“We envied them. By this point in the war-”
“We traded the Yungling for it. Standard issue on every fleet ship. Upload your neural patterns, and when your body died you got a new one, right off the printer. Commercializing DNA sequencing, one thing the twenty first century did right. As soon as those bastards were confirmed KIA, they were regrown. A hour later they were safe and sound back up on the ship. Dying isn’t fun, I’ll tell you that. But there’s a certain peace that comes from knowing it isn’t final. More likely to throw yourself on a grenade and save your squad. More likely to hold the line against impossible odds, or volunteer for a suicide mission. Best thing to ever happen to the human war machine.
"We hunker down, shore up our defenses, and we kill another group of bugs that wanders by. Fifty odd insects in that one, all dead. Along with fourteen men. Quarter strength now, about fourteen of us total. We keep doing the same thing. Kill a few bugs, a few of us buy a ticket back up to the ship. It gets to the point where it’s just me and Tulman left, out of an entire company. But we’re surrounded by bug corpses. Must have been two hundred at least.”
“Four hundred thirty.”
“Official after action report says at this point it is estimated your Company had killed four hundred and thirty bugs.”
“Never read it.”
“It was declassified sixty years ago, when revival tech went public.”
“Wasn’t interested in reading it. Dying isn’t fun, and remembering death… it changes you.”
“I’m sorry, please continue.”
“Next wave is about a hundred of the six legged freaks. They come at us like bats out of hell. Tulman dies quick, plasma to the face. I’m left manning the plasma MG with one hand. It clicks dry, no more charge. I can’t change the ammo by myself. It’s made to be completely operable by one man, but one man with two working hands. I charge up four plasma grenades, prime them, slap them onto two ammo boxes for the plasma MG, and run full tilt at the bugs. I jump on top of one, and the box blows. Plasma everywhere, burning the hell out of everything and everyone. That’s when I died.
"I wake up on the UHS Washington DC. She was named after the battle in the old earth capitol, back when she represented the United… Statues I think it was.”

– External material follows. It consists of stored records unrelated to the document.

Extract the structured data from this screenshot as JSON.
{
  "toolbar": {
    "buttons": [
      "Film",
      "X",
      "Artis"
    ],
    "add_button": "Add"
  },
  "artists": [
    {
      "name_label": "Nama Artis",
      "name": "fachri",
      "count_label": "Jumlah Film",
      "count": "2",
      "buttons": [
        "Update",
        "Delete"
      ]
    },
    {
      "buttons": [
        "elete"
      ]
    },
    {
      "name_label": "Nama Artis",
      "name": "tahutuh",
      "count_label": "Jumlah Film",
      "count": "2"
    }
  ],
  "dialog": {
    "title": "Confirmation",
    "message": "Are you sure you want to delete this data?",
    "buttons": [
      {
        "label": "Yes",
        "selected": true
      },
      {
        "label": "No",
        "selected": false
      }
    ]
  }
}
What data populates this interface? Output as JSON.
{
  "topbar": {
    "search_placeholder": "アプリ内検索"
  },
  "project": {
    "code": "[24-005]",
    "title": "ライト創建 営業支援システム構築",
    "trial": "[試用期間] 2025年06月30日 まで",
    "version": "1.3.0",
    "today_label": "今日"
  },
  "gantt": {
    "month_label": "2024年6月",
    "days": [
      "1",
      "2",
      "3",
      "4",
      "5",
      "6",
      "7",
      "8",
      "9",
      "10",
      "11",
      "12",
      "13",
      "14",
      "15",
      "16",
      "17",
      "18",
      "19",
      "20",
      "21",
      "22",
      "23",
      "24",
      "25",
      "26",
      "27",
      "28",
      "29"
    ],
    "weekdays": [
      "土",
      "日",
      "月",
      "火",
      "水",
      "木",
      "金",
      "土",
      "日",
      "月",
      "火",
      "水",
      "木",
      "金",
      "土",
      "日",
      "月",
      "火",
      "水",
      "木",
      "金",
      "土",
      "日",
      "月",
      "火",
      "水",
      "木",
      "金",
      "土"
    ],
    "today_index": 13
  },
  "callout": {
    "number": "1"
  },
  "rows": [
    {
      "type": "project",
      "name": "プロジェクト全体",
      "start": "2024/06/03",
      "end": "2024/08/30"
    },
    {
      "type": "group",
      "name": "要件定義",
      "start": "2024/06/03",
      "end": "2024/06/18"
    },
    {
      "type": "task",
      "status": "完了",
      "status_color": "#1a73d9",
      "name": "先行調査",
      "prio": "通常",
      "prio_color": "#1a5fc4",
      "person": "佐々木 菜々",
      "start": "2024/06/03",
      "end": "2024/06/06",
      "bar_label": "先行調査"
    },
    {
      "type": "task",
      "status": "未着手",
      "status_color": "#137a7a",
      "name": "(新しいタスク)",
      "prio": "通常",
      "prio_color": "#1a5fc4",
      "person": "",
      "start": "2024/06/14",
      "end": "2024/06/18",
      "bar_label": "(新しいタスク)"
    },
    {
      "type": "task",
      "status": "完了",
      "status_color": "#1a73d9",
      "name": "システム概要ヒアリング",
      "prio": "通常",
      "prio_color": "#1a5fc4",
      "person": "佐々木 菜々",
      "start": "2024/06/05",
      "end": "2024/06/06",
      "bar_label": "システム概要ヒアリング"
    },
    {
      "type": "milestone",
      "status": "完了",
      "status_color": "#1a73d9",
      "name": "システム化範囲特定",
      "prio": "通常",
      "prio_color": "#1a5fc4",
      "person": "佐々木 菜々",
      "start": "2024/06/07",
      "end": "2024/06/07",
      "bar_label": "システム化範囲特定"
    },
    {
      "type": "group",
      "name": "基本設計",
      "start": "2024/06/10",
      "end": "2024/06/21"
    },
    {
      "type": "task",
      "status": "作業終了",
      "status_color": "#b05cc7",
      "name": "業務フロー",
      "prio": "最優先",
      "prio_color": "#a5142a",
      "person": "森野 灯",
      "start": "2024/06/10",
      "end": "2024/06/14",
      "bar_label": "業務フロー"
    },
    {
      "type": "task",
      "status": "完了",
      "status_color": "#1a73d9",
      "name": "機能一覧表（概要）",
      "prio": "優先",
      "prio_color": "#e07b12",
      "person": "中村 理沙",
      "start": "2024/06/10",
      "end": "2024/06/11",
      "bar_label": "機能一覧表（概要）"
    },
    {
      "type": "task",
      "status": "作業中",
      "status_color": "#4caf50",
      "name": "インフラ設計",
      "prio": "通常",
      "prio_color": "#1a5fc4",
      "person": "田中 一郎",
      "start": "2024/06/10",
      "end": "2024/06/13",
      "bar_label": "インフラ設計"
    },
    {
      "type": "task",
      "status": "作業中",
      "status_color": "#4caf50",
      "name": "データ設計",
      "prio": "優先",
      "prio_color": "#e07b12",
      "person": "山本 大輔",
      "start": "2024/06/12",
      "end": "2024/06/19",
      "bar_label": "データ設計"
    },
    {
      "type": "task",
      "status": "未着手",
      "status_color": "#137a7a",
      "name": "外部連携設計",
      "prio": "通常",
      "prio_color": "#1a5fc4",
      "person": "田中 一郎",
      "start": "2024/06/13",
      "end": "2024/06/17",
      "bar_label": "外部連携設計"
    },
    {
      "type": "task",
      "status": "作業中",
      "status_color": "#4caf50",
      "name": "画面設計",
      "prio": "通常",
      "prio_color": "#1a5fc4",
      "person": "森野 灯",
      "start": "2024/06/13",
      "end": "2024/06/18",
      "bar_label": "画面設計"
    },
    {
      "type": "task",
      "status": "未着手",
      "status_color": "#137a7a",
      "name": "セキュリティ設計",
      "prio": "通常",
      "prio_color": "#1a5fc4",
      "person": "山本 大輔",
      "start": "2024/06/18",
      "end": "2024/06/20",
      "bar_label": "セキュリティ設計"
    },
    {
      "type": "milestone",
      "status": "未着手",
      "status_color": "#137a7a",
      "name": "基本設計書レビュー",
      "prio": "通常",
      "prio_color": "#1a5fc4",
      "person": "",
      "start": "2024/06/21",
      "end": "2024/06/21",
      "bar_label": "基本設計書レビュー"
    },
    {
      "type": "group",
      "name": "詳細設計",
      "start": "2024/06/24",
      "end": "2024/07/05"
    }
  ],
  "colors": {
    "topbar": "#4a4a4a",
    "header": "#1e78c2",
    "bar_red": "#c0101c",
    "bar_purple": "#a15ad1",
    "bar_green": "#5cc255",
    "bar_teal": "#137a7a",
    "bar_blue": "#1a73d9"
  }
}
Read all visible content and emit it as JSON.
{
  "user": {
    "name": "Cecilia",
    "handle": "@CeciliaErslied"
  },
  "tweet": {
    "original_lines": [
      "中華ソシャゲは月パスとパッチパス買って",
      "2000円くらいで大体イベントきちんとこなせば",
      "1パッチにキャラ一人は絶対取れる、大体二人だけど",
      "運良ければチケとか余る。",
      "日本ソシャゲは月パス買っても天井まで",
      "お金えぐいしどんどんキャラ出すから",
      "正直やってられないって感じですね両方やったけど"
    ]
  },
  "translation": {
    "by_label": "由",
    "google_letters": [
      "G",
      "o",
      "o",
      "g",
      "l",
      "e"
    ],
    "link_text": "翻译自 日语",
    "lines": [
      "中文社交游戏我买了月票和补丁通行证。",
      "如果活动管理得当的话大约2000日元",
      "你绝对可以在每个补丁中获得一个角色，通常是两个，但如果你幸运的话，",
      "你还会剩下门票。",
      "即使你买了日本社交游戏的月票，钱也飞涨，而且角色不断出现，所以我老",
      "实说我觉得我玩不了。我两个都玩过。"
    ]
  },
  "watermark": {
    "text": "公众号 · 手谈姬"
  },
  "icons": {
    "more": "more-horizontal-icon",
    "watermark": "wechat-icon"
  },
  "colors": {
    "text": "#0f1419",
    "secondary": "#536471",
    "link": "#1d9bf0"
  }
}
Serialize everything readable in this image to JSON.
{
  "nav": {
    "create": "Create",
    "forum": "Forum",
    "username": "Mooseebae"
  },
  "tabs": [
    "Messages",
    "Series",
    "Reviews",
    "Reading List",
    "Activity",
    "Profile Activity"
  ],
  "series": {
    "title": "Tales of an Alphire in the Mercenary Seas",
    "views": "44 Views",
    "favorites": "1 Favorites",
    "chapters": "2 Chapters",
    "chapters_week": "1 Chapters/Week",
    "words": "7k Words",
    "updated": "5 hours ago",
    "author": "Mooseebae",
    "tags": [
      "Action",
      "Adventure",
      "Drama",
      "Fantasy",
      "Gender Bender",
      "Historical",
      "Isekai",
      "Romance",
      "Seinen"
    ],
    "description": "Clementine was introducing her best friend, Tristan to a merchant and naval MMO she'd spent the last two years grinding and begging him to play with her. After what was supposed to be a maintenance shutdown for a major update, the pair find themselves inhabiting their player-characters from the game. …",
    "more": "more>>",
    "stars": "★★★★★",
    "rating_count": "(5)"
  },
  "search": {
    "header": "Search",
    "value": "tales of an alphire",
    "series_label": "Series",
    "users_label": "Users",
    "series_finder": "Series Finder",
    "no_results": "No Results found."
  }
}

“That makes more sense. Anyways, that was my part in the Battle of Rygel Nine.”
“Nothing about the awards you received?”
“They were after the fact.”
“You received the Medal of Honor for recording the deaths of over twenty men. Without that they might not have been confirmed KIA, and never revived.”
“I did what any man there would have done for me.”
“Thank you Professor, that’s all I have.”
“Don’t forget these names, those men that were torn to shreds by the Texar-Hakara, the ones that were MIA? If you can’t be confirmed as KIA we can’t revive you, having two of the exact same person in the universe, the exact same memories, the exact same fingerprints and DNA. Same loved ones, same bank accounts. What do you tell the one that turns out to have been a POW for ten years. Sorry, there’s another one of you that’s been with your family the entire time? No, no we can’t do that. They were permed.”
“Permanently killed. Permadeath. Never revived. Privates Rodger P. Ackleman, Reginald Puller, George H. Killroy, and Yassah B. Hukukk.”